Source data
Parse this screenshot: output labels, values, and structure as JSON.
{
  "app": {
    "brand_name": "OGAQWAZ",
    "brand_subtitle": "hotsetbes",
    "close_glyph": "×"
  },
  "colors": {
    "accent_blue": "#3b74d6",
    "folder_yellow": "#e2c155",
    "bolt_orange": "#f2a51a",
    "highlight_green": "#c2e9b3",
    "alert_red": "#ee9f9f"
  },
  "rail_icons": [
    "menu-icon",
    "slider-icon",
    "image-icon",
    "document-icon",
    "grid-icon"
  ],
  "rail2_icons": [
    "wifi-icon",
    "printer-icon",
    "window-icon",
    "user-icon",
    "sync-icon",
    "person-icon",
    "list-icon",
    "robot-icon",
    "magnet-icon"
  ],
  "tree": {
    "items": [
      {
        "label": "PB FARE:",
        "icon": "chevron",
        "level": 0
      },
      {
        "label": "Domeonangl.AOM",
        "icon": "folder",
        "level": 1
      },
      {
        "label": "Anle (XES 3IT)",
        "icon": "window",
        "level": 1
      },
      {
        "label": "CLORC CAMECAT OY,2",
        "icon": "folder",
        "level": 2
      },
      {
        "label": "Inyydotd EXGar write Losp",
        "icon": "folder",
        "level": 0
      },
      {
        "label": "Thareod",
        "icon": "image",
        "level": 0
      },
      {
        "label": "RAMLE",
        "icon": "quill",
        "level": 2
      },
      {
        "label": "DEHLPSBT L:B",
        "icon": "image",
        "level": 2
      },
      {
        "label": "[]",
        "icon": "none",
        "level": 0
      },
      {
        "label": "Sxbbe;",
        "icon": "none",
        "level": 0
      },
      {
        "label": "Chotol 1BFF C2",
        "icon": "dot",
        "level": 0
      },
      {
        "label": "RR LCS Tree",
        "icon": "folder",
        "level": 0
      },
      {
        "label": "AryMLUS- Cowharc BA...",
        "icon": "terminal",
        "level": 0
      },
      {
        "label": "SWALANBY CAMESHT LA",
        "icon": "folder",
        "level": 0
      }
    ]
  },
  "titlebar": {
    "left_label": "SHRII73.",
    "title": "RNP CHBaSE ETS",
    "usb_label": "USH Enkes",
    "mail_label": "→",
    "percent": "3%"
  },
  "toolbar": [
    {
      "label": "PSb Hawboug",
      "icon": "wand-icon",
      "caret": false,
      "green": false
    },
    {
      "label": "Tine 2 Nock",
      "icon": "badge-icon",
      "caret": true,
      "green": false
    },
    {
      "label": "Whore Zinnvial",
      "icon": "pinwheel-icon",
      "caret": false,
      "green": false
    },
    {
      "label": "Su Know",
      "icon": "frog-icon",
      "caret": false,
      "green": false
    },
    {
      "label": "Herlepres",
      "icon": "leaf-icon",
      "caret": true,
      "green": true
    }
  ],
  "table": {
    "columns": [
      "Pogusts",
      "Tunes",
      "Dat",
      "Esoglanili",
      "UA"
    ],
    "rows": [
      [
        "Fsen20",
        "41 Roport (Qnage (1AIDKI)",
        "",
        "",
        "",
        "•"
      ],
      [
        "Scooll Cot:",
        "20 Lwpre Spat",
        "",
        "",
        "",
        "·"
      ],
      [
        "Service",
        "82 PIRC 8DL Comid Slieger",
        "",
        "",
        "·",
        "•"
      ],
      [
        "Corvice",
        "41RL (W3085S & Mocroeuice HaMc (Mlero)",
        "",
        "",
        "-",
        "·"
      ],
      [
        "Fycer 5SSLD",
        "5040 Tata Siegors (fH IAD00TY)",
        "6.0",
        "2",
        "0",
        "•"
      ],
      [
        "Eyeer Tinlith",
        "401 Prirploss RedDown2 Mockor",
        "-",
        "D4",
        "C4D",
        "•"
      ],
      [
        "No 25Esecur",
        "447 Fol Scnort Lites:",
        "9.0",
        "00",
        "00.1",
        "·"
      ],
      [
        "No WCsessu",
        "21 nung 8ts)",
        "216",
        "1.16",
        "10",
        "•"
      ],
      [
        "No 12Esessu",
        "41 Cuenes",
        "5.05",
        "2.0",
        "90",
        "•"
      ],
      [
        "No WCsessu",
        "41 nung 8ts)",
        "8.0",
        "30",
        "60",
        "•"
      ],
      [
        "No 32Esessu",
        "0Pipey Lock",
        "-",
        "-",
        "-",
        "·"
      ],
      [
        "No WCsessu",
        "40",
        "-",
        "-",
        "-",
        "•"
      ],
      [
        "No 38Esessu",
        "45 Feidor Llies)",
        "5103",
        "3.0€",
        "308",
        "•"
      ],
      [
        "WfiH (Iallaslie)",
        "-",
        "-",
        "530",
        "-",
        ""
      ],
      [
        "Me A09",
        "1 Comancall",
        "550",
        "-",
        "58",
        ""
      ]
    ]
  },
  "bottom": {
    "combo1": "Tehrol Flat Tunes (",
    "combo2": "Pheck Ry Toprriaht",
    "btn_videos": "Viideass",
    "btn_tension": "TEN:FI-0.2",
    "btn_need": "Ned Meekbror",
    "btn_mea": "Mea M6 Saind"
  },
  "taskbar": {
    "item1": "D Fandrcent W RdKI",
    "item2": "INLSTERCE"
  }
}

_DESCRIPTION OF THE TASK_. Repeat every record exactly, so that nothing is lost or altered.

_ANSWER SPACE_.
Parse this screenshot: output labels, values, and structure as JSON.
{
  "app": {
    "brand_name": "OGAQWAZ",
    "brand_subtitle": "hotsetbes",
    "close_glyph": "×"
  },
  "colors": {
    "accent_blue": "#3b74d6",
    "folder_yellow": "#e2c155",
    "bolt_orange": "#f2a51a",
    "highlight_green": "#c2e9b3",
    "alert_red": "#ee9f9f"
  },
  "rail_icons": [
    "menu-icon",
    "slider-icon",
    "image-icon",
    "document-icon",
    "grid-icon"
  ],
  "rail2_icons": [
    "wifi-icon",
    "printer-icon",
    "window-icon",
    "user-icon",
    "sync-icon",
    "person-icon",
    "list-icon",
    "robot-icon",
    "magnet-icon"
  ],
  "tree": {
    "items": [
      {
        "label": "PB FARE:",
        "icon": "chevron",
        "level": 0
      },
      {
        "label": "Domeonangl.AOM",
        "icon": "folder",
        "level": 1
      },
      {
        "label": "Anle (XES 3IT)",
        "icon": "window",
        "level": 1
      },
      {
        "label": "CLORC CAMECAT OY,2",
        "icon": "folder",
        "level": 2
      },
      {
        "label": "Inyydotd EXGar write Losp",
        "icon": "folder",
        "level": 0
      },
      {
        "label": "Thareod",
        "icon": "image",
        "level": 0
      },
      {
        "label": "RAMLE",
        "icon": "quill",
        "level": 2
      },
      {
        "label": "DEHLPSBT L:B",
        "icon": "image",
        "level": 2
      },
      {
        "label": "[]",
        "icon": "none",
        "level": 0
      },
      {
        "label": "Sxbbe;",
        "icon": "none",
        "level": 0
      },
      {
        "label": "Chotol 1BFF C2",
        "icon": "dot",
        "level": 0
      },
      {
        "label": "RR LCS Tree",
        "icon": "folder",
        "level": 0
      },
      {
        "label": "AryMLUS- Cowharc BA...",
        "icon": "terminal",
        "level": 0
      },
      {
        "label": "SWALANBY CAMESHT LA",
        "icon": "folder",
        "level": 0
      }
    ]
  },
  "titlebar": {
    "left_label": "SHRII73.",
    "title": "RNP CHBaSE ETS",
    "usb_label": "USH Enkes",
    "mail_label": "→",
    "percent": "3%"
  },
  "toolbar": [
    {
      "label": "PSb Hawboug",
      "icon": "wand-icon",
      "caret": false,
      "green": false
    },
    {
      "label": "Tine 2 Nock",
      "icon": "badge-icon",
      "caret": true,
      "green": false
    },
    {
      "label": "Whore Zinnvial",
      "icon": "pinwheel-icon",
      "caret": false,
      "green": false
    },
    {
      "label": "Su Know",
      "icon": "frog-icon",
      "caret": false,
      "green": false
    },
    {
      "label": "Herlepres",
      "icon": "leaf-icon",
      "caret": true,
      "green": true
    }
  ],
  "table": {
    "columns": [
      "Pogusts",
      "Tunes",
      "Dat",
      "Esoglanili",
      "UA"
    ],
    "rows": [
      [
        "Fsen20",
        "41 Roport (Qnage (1AIDKI)",
        "",
        "",
        "",
        "•"
      ],
      [
        "Scooll Cot:",
        "20 Lwpre Spat",
        "",
        "",
        "",
        "·"
      ],
      [
        "Service",
        "82 PIRC 8DL Comid Slieger",
        "",
        "",
        "·",
        "•"
      ],
      [
        "Corvice",
        "41RL (W3085S & Mocroeuice HaMc (Mlero)",
        "",
        "",
        "-",
        "·"
      ],
      [
        "Fycer 5SSLD",
        "5040 Tata Siegors (fH IAD00TY)",
        "6.0",
        "2",
        "0",
        "•"
      ],
      [
        "Eyeer Tinlith",
        "401 Prirploss RedDown2 Mockor",
        "-",
        "D4",
        "C4D",
        "•"
      ],
      [
        "No 25Esecur",
        "447 Fol Scnort Lites:",
        "9.0",
        "00",
        "00.1",
        "·"
      ],
      [
        "No WCsessu",
        "21 nung 8ts)",
        "216",
        "1.16",
        "10",
        "•"
      ],
      [
        "No 12Esessu",
        "41 Cuenes",
        "5.05",
        "2.0",
        "90",
        "•"
      ],
      [
        "No WCsessu",
        "41 nung 8ts)",
        "8.0",
        "30",
        "60",
        "•"
      ],
      [
        "No 32Esessu",
        "0Pipey Lock",
        "-",
        "-",
        "-",
        "·"
      ],
      [
        "No WCsessu",
        "40",
        "-",
        "-",
        "-",
        "•"
      ],
      [
        "No 38Esessu",
        "45 Feidor Llies)",
        "5103",
        "3.0€",
        "308",
        "•"
      ],
      [
        "WfiH (Iallaslie)",
        "-",
        "-",
        "530",
        "-",
        ""
      ],
      [
        "Me A09",
        "1 Comancall",
        "550",
        "-",
        "58",
        ""
      ]
    ]
  },
  "bottom": {
    "combo1": "Tehrol Flat Tunes (",
    "combo2": "Pheck Ry Toprriaht",
    "btn_videos": "Viideass",
    "btn_tension": "TEN:FI-0.2",
    "btn_need": "Ned Meekbror",
    "btn_mea": "Mea M6 Saind"
  },
  "taskbar": {
    "item1": "D Fandrcent W RdKI",
    "item2": "INLSTERCE"
  }
}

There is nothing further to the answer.